__The problem__: Within the lines below, find those that hold the string "this" and copy each one.

__Material shown__:
★ ★ ★ ★ ★

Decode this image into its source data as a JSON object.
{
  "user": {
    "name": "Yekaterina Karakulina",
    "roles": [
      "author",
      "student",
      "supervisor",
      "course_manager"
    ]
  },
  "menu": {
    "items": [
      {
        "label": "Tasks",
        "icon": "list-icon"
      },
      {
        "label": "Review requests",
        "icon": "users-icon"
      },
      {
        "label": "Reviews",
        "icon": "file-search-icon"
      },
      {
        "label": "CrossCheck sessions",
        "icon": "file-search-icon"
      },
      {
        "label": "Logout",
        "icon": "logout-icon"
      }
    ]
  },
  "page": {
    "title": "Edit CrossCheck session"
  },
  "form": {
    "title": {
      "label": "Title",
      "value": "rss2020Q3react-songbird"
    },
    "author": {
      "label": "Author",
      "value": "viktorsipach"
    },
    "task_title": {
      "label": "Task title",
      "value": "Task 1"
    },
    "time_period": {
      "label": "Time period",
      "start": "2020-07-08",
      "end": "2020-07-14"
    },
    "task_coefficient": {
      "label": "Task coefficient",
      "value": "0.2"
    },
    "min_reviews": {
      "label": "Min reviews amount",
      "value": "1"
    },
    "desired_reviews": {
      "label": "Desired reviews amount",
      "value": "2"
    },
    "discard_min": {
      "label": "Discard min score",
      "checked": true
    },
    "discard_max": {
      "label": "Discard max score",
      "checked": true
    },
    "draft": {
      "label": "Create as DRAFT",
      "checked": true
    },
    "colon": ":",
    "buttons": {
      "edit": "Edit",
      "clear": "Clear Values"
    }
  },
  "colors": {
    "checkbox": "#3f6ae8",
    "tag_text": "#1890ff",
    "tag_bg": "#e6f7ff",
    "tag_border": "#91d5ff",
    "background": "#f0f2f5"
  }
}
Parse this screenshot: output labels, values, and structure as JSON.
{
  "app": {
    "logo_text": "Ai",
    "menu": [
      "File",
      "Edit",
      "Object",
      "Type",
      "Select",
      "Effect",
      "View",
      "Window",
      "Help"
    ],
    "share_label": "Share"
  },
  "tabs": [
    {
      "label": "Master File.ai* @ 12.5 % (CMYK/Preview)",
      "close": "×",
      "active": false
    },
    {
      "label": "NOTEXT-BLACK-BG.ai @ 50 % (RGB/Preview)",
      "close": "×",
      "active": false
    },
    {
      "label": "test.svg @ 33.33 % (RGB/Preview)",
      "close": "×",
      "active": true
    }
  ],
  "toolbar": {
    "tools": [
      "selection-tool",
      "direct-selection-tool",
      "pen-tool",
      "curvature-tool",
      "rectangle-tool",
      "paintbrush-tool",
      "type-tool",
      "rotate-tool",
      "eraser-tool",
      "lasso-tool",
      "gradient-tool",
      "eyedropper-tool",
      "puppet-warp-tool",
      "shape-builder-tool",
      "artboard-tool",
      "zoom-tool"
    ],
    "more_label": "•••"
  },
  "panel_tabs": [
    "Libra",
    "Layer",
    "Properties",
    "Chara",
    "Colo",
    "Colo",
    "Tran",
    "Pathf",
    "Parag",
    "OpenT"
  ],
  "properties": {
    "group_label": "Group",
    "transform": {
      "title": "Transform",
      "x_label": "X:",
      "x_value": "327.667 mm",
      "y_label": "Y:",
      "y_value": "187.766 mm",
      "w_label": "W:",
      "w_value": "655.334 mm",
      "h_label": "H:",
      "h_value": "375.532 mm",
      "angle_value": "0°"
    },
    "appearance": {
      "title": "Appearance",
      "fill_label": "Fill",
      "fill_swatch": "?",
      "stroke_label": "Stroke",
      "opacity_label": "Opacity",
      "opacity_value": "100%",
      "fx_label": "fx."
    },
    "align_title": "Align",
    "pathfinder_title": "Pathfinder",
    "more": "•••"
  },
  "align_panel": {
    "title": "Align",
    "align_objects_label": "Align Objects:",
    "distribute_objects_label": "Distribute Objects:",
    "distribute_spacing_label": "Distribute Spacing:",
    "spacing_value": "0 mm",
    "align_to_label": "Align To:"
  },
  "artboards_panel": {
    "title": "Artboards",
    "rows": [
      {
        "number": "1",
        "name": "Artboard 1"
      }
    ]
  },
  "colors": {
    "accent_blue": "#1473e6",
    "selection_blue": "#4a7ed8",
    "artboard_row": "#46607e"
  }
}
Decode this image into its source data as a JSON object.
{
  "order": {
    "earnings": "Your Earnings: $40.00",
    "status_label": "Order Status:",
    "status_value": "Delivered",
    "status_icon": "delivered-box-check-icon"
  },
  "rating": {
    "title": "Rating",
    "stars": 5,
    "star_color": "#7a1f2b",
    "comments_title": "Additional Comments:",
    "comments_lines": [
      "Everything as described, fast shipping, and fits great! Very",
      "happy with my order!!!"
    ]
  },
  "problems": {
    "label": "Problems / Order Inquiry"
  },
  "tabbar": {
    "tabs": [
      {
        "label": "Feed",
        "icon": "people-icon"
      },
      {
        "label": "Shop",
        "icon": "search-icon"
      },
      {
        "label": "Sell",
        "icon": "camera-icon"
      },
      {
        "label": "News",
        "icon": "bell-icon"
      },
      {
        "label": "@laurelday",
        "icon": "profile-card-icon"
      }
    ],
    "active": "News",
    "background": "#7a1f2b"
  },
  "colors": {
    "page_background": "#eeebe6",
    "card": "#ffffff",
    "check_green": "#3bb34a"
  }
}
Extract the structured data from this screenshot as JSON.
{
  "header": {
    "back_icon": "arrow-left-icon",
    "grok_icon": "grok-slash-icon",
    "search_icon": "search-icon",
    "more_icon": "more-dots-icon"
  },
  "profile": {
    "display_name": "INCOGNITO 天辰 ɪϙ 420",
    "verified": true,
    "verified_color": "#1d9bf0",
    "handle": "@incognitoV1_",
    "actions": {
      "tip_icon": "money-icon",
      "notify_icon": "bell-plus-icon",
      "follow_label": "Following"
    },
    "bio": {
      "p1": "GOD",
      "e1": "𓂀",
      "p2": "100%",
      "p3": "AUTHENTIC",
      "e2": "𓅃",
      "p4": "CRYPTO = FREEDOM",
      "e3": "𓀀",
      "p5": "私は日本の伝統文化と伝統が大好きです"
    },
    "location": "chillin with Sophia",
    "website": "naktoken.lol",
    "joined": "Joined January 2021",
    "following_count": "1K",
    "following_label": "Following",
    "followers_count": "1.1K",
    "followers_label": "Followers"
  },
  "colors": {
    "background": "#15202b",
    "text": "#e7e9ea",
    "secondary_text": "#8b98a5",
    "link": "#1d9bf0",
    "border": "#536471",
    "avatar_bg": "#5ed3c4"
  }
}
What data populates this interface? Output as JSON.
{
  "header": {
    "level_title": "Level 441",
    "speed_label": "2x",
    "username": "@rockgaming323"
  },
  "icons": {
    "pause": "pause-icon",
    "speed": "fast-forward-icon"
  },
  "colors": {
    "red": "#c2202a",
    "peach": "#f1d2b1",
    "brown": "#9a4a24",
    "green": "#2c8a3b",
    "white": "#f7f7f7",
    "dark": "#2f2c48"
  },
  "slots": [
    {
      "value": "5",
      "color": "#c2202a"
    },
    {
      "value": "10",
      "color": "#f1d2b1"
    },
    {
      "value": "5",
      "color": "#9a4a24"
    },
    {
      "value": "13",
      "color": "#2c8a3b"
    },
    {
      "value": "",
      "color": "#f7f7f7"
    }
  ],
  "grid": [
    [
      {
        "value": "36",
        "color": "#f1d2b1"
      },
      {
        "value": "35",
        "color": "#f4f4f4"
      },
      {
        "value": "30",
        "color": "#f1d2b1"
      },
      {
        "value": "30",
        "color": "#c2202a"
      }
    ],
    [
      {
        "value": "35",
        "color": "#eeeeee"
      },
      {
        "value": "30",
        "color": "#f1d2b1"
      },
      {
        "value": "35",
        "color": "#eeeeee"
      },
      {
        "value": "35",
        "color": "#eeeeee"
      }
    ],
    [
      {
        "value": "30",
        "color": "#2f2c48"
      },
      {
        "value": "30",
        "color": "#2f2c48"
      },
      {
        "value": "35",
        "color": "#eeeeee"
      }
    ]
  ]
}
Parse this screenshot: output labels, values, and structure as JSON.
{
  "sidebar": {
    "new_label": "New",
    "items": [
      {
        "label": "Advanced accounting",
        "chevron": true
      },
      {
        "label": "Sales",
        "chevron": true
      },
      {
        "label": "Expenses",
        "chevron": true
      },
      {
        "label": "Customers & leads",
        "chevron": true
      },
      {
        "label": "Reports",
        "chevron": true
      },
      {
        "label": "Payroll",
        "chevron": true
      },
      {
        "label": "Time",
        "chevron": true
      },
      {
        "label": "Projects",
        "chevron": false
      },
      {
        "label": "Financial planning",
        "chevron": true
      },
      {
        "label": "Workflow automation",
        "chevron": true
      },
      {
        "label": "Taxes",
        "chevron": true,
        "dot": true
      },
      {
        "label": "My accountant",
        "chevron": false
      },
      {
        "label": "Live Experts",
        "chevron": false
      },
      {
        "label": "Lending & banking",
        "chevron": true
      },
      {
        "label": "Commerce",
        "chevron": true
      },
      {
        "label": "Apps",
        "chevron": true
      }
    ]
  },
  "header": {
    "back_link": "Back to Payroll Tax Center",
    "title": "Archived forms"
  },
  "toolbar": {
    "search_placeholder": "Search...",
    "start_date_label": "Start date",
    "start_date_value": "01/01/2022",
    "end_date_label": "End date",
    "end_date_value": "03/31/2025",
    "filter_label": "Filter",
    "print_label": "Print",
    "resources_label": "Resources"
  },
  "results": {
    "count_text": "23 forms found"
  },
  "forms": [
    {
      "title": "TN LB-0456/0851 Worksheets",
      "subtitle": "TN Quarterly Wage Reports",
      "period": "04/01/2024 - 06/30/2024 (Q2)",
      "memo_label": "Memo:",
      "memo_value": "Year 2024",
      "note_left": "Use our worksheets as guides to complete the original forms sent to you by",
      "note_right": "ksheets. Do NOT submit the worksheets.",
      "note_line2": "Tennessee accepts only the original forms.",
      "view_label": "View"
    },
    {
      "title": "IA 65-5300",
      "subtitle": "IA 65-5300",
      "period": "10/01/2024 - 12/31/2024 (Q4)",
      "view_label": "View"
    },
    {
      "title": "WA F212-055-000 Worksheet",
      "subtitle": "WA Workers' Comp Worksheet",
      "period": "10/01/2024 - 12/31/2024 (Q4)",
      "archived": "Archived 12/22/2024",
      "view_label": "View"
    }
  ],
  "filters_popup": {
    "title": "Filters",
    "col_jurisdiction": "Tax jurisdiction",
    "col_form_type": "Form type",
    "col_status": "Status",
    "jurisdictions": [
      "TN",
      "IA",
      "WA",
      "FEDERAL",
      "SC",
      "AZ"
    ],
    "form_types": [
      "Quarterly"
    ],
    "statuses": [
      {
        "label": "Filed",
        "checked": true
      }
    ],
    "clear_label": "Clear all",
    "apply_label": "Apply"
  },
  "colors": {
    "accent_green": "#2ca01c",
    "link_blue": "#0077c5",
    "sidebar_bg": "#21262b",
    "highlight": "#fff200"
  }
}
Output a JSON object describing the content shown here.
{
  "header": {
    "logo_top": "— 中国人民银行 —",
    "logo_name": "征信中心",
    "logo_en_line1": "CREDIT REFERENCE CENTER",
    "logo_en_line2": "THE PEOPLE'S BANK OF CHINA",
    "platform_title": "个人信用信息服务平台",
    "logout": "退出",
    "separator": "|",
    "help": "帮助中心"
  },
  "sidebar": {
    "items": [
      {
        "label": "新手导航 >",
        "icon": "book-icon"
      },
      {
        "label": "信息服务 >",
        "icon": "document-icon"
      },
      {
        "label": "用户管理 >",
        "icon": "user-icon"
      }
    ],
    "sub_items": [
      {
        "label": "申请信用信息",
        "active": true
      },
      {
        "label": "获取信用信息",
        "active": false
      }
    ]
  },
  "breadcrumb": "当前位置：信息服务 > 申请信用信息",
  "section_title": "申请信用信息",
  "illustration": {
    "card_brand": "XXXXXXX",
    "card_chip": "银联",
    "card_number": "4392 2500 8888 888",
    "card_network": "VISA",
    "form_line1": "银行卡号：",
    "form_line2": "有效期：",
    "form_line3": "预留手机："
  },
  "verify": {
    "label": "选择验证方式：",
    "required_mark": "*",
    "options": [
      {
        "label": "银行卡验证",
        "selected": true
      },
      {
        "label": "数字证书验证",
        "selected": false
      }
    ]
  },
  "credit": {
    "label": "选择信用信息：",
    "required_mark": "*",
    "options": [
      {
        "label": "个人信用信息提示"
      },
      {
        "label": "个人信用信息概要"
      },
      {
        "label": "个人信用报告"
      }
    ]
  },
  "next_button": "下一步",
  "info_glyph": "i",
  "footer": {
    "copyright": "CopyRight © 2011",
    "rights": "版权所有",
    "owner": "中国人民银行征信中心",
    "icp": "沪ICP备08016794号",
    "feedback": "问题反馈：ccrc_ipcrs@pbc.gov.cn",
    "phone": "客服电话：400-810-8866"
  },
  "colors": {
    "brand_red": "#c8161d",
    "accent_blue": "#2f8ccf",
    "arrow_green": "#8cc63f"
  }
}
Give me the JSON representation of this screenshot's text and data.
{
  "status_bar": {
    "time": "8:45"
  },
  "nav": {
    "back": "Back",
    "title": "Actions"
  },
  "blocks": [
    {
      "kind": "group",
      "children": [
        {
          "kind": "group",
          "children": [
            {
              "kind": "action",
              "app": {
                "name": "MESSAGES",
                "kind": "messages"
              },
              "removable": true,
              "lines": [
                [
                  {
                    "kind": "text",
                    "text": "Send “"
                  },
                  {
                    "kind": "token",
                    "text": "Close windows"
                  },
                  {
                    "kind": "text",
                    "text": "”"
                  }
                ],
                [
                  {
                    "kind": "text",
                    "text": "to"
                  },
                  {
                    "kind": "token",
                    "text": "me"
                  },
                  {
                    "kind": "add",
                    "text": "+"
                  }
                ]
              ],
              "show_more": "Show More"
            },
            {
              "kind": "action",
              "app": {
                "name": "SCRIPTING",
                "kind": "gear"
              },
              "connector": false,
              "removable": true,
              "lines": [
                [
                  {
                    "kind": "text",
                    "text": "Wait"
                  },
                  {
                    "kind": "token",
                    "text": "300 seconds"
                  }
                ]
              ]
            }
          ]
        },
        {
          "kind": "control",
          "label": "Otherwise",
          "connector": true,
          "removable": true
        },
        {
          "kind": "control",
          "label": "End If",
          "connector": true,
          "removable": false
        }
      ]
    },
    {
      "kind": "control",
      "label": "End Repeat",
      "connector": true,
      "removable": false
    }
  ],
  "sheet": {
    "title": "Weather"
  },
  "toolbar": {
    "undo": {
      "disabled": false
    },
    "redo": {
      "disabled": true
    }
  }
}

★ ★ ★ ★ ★

__Answer area__:
Decode this image into its source data as a JSON object.
Parse this screenshot: output labels, values, and structure as JSON.
Decode this image into its source data as a JSON object.
Extract the structured data from this screenshot as JSON.
What data populates this interface? Output as JSON.
Parse this screenshot: output labels, values, and structure as JSON.
Give me the JSON representation of this screenshot's text and data.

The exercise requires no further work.